STUDY MATERIAL:

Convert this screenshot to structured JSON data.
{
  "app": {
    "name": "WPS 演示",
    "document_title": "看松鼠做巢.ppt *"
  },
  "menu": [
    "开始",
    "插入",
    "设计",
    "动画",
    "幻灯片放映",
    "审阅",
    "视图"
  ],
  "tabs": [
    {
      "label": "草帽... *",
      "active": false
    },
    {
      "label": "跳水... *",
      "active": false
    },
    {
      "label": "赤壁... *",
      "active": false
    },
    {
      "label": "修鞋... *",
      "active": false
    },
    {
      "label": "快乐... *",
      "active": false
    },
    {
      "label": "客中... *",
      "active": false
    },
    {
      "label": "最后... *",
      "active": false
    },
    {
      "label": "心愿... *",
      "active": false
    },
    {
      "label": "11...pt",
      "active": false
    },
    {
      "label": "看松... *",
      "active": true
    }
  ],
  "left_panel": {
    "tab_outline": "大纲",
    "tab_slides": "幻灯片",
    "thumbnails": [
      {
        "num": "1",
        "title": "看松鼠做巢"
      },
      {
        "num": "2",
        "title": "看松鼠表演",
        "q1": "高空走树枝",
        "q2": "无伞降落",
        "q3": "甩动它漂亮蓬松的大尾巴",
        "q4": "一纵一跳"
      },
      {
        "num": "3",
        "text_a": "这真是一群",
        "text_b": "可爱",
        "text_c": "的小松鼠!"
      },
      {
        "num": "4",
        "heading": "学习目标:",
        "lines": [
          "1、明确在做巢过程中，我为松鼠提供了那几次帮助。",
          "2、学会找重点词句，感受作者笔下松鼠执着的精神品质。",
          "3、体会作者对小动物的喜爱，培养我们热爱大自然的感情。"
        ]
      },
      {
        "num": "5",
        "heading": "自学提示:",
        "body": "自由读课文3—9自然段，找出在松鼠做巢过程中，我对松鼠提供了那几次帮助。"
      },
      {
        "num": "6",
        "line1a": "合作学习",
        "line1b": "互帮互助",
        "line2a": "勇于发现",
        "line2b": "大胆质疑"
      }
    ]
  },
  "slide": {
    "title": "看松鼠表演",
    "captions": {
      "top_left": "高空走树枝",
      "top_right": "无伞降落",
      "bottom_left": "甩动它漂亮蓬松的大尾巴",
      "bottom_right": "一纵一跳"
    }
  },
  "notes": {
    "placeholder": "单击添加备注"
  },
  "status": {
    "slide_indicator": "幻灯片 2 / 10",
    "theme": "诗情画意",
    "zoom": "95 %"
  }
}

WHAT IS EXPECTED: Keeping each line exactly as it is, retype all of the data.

RESPONSE TO THIS EXERCISE:
Convert this screenshot to structured JSON data.
{
  "app": {
    "name": "WPS 演示",
    "document_title": "看松鼠做巢.ppt *"
  },
  "menu": [
    "开始",
    "插入",
    "设计",
    "动画",
    "幻灯片放映",
    "审阅",
    "视图"
  ],
  "tabs": [
    {
      "label": "草帽... *",
      "active": false
    },
    {
      "label": "跳水... *",
      "active": false
    },
    {
      "label": "赤壁... *",
      "active": false
    },
    {
      "label": "修鞋... *",
      "active": false
    },
    {
      "label": "快乐... *",
      "active": false
    },
    {
      "label": "客中... *",
      "active": false
    },
    {
      "label": "最后... *",
      "active": false
    },
    {
      "label": "心愿... *",
      "active": false
    },
    {
      "label": "11...pt",
      "active": false
    },
    {
      "label": "看松... *",
      "active": true
    }
  ],
  "left_panel": {
    "tab_outline": "大纲",
    "tab_slides": "幻灯片",
    "thumbnails": [
      {
        "num": "1",
        "title": "看松鼠做巢"
      },
      {
        "num": "2",
        "title": "看松鼠表演",
        "q1": "高空走树枝",
        "q2": "无伞降落",
        "q3": "甩动它漂亮蓬松的大尾巴",
        "q4": "一纵一跳"
      },
      {
        "num": "3",
        "text_a": "这真是一群",
        "text_b": "可爱",
        "text_c": "的小松鼠!"
      },
      {
        "num": "4",
        "heading": "学习目标:",
        "lines": [
          "1、明确在做巢过程中，我为松鼠提供了那几次帮助。",
          "2、学会找重点词句，感受作者笔下松鼠执着的精神品质。",
          "3、体会作者对小动物的喜爱，培养我们热爱大自然的感情。"
        ]
      },
      {
        "num": "5",
        "heading": "自学提示:",
        "body": "自由读课文3—9自然段，找出在松鼠做巢过程中，我对松鼠提供了那几次帮助。"
      },
      {
        "num": "6",
        "line1a": "合作学习",
        "line1b": "互帮互助",
        "line2a": "勇于发现",
        "line2b": "大胆质疑"
      }
    ]
  },
  "slide": {
    "title": "看松鼠表演",
    "captions": {
      "top_left": "高空走树枝",
      "top_right": "无伞降落",
      "bottom_left": "甩动它漂亮蓬松的大尾巴",
      "bottom_right": "一纵一跳"
    }
  },
  "notes": {
    "placeholder": "单击添加备注"
  },
  "status": {
    "slide_indicator": "幻灯片 2 / 10",
    "theme": "诗情画意",
    "zoom": "95 %"
  }
}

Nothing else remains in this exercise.